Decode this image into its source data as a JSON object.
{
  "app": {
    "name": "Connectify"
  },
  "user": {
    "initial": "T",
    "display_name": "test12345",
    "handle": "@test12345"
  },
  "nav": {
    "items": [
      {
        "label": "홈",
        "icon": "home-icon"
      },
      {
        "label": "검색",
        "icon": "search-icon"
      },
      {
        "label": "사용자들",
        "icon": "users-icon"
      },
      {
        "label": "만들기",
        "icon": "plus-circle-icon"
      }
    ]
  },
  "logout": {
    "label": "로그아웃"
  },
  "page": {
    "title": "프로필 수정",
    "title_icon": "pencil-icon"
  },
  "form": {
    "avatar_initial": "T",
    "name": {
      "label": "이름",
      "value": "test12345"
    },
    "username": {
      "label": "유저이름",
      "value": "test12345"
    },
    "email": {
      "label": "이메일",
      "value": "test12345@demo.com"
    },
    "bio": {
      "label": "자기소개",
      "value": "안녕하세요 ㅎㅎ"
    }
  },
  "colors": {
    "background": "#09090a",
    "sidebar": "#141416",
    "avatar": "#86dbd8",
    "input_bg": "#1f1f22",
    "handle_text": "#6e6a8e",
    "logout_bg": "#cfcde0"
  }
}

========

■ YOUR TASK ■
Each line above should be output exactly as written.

■ TASK RESULT ■
Decode this image into its source data as a JSON object.
{
  "app": {
    "name": "Connectify"
  },
  "user": {
    "initial": "T",
    "display_name": "test12345",
    "handle": "@test12345"
  },
  "nav": {
    "items": [
      {
        "label": "홈",
        "icon": "home-icon"
      },
      {
        "label": "검색",
        "icon": "search-icon"
      },
      {
        "label": "사용자들",
        "icon": "users-icon"
      },
      {
        "label": "만들기",
        "icon": "plus-circle-icon"
      }
    ]
  },
  "logout": {
    "label": "로그아웃"
  },
  "page": {
    "title": "프로필 수정",
    "title_icon": "pencil-icon"
  },
  "form": {
    "avatar_initial": "T",
    "name": {
      "label": "이름",
      "value": "test12345"
    },
    "username": {
      "label": "유저이름",
      "value": "test12345"
    },
    "email": {
      "label": "이메일",
      "value": "test12345@demo.com"
    },
    "bio": {
      "label": "자기소개",
      "value": "안녕하세요 ㅎㅎ"
    }
  },
  "colors": {
    "background": "#09090a",
    "sidebar": "#141416",
    "avatar": "#86dbd8",
    "input_bg": "#1f1f22",
    "handle_text": "#6e6a8e",
    "logout_bg": "#cfcde0"
  }
}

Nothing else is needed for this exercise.